Thursday, 19 November 2009

The Day They Took King George's Statue down in Bowling Green NYC

Jack Stanley, a tour guide and historian who works with Uncle Sams, writes a great piece on the Bowling Green issue.

On July 9, 1776, there was a rush to tear down the statue of King George the 3rd in Bowling Green Park. How did it happen and why? It seems that the Declaration of Independence was read in New York for the first time on that summers day.

Who was it read for? George Washington's troops that were located where New York's City Hall is now located. It has always been my belief that George Washington's troops were celebrating the release of the document. I would not be surprised if they had been drinking.
They came down full of revolutionary excitement to the Bowling Green Park. Tore off all the crowns on the fencing around the park. Then they came into the park and toppled the gilded lead statue of King George the 3rd.

The statue was chopped up and shipped to Connecticut. It was there that King George's statue was made into over 42,000 bullets. Therefore the King's lead would be fired at his own troops.

It was the beginnings of a revolution. But what is not usually known in our history of New York is that New York City during the entire American Revolution was occupied by the British. In fact the British flag flew over New York City as the battle for Independence was fought on many fronts.
Today we always talk of our independence taking place on July 4, 1776. That is the common day we have claimed as the date we wished to get it, but to be honest, independence was declared on July 2, 1776. The paperwork was signed on the 4th.

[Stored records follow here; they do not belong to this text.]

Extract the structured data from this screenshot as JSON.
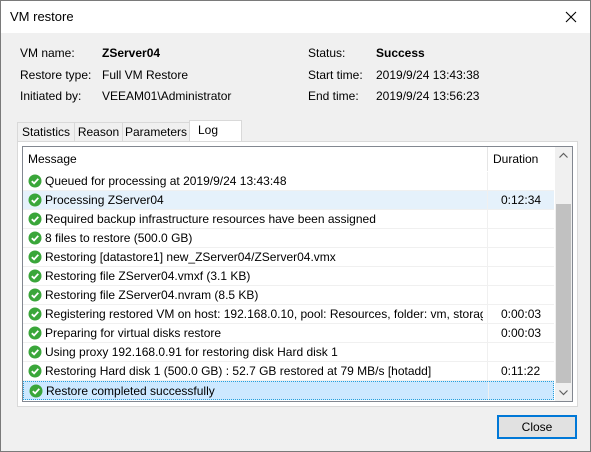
{
  "window": {
    "title": "VM restore"
  },
  "info": {
    "vm_name_label": "VM name:",
    "vm_name": "ZServer04",
    "restore_type_label": "Restore type:",
    "restore_type": "Full VM Restore",
    "initiated_by_label": "Initiated by:",
    "initiated_by": "VEEAM01\\Administrator",
    "status_label": "Status:",
    "status": "Success",
    "start_time_label": "Start time:",
    "start_time": "2019/9/24 13:43:38",
    "end_time_label": "End time:",
    "end_time": "2019/9/24 13:56:23"
  },
  "tabs": [
    "Statistics",
    "Reason",
    "Parameters",
    "Log"
  ],
  "active_tab": "Log",
  "log": {
    "col_message": "Message",
    "col_duration": "Duration",
    "rows": [
      {
        "message": "Queued for processing at 2019/9/24 13:43:48",
        "duration": ""
      },
      {
        "message": "Processing ZServer04",
        "duration": "0:12:34"
      },
      {
        "message": "Required backup infrastructure resources have been assigned",
        "duration": ""
      },
      {
        "message": "8 files to restore (500.0 GB)",
        "duration": ""
      },
      {
        "message": "Restoring [datastore1] new_ZServer04/ZServer04.vmx",
        "duration": ""
      },
      {
        "message": "Restoring file ZServer04.vmxf (3.1 KB)",
        "duration": ""
      },
      {
        "message": "Restoring file ZServer04.nvram (8.5 KB)",
        "duration": ""
      },
      {
        "message": "Registering restored VM on host: 192.168.0.10, pool: Resources, folder: vm, storag...",
        "duration": "0:00:03"
      },
      {
        "message": "Preparing for virtual disks restore",
        "duration": "0:00:03"
      },
      {
        "message": "Using proxy 192.168.0.91 for restoring disk Hard disk 1",
        "duration": ""
      },
      {
        "message": "Restoring Hard disk 1 (500.0 GB) : 52.7 GB restored at 79 MB/s  [hotadd]",
        "duration": "0:11:22"
      },
      {
        "message": "Restore completed successfully",
        "duration": ""
      }
    ],
    "status_icon": "success-check-icon"
  },
  "buttons": {
    "close": "Close"
  },
  "colors": {
    "success_green": "#3aa63a",
    "selection": "#cce8ff",
    "accent": "#0078d7"
  }
}
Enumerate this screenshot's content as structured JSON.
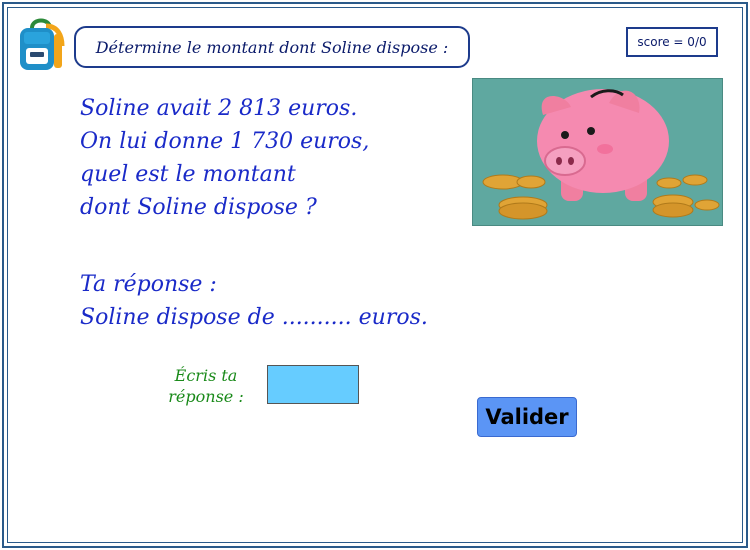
{
  "header": {
    "title": "Détermine le montant dont Soline dispose :",
    "score": "score = 0/0"
  },
  "problem": {
    "lines": [
      "Soline avait 2 813 euros.",
      "On lui donne 1 730 euros,",
      "quel est le montant",
      "dont Soline dispose ?"
    ]
  },
  "answer": {
    "lines": [
      "Ta réponse :",
      "Soline dispose de .......... euros."
    ]
  },
  "input": {
    "label_line1": "Écris ta",
    "label_line2": "réponse :",
    "value": ""
  },
  "actions": {
    "validate_label": "Valider"
  },
  "icons": {
    "backpack": "backpack-icon",
    "illustration": "piggy-bank-with-coins"
  },
  "colors": {
    "frame": "#2a5a8a",
    "problem_text": "#1a2ac8",
    "label_text": "#1a8a1a",
    "input_bg": "#66ccff",
    "button_bg": "#5b95f5",
    "illustration_bg": "#5fa8a0"
  }
}
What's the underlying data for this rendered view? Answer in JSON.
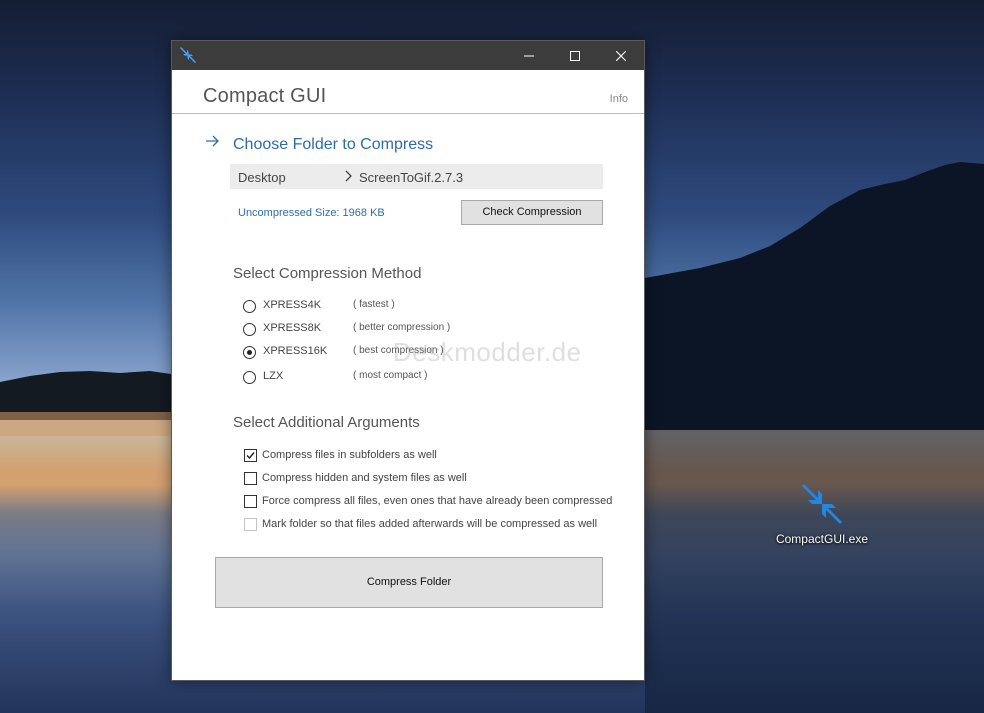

This of course did not mean we were independent at all. In fact the United States was not truly independent till November 25, 1783. That date was called "Evacuation Day". This was the day the British Flags went down over New York City and the American Flag went up for the first time in the city as well.

That in many ways is our true Independence Day. For that is the day we truly got it!

Today as you walk by Bowling Green Park, you can feel the history and see the original fence that surrounds the park, minus it crowns of course. That is where it all began in the American Revolution in New York City. Look around and feel the history, it is all around you.

For New York is also a city in which the history never sleeps as well.

Wednesday, 11 November 2009

Interesting NYC tidbit of the day - Shadowlands

One of the most famous plays in New York City opened this day 19 years ago. Shadowlands, a piece inspired by C.S Lewis (famous for his ¨Chronicles of Narnia¨), has played over 169 performances at the Brooks Atkins Theater and continues to amaze audiences.

Shadowlands was originally conceived by Norman Stone as a drama for Thames television. In 1983, he tapped Brian Sibley, the author of C.S. Lewis Through the Shadowlands: The Story of His Life with Joy Davidman, to research and write the script, which they called Surprised by Joy. Thames television lost interest in producing the project but refused to release the rights to Sibley¹s teleplay. Stone then engaged William Nicholson to compose a new text. This version became Shadowlands and was produced for bbc television in 1985. It featured Joss Acklund and Claire Bloom. Nicholson subsequently rewrote the work as a stage play, incorporating considerable new material

Tuesday, 3 November 2009

That Amazing Apple We Call Big

With Bloomberg and Thompson heading off the November 3rd election, it's interesting to think what NYC has gone through in the past few years. Alot of the rhetoric against Bloomberg is that he's put us in this financial collapse and doesn't deserve to be re-elected. Let me begin with the fact that I'm not endorsing Bloomberg or Thompson. But it may be interesting to analyze what NYC has gone through in the past 8 years.

With the financial collapse of the markets, many think of NYC as a fallen city. "It's no longer the financial capital of the world", "No one wants to go to NYC anymore", "It's not as cool" (and any other cliched one liners you can think of). But the reality is far from such baseless remarks.

More people have immigrated to NYC in the past eight years than ever before. Tourism is at it's highest, and while unemployment is high, people are beginning to find jobs every day. Companies are hiring, revenues are returning and people are smiling again. Everyone I know still love to live in NYC. Many are taking jobs with less pay simply to live in the amazing city of ours.

I personally remember moving to NYC many years ago and I couldn't for the life of me figure out why I was so happy all the time. I barely knew anyone and life was rather monotonous (that is if you ignore the craziness of NYC itself). But that's really it. It's that the city is a character in itself. It's energy, it's unpredictability and it's beauty will never be gone.

NYC Marathon 2009

While many of us were still hungover from a fantastic Saturday night Hallow's Eve, thousands of eager and much too in shape runners took top form at the NYC Marathon---the most coveted marathon in the world. Covering all 5 boroughs, the NYC Marathon, brings the best from across the globe in one of the most athletically challenging competitions ever. Congrats to all who attempted to finish, all who did finish, and of course to the first American winner since 1982, Meb Keflezigh.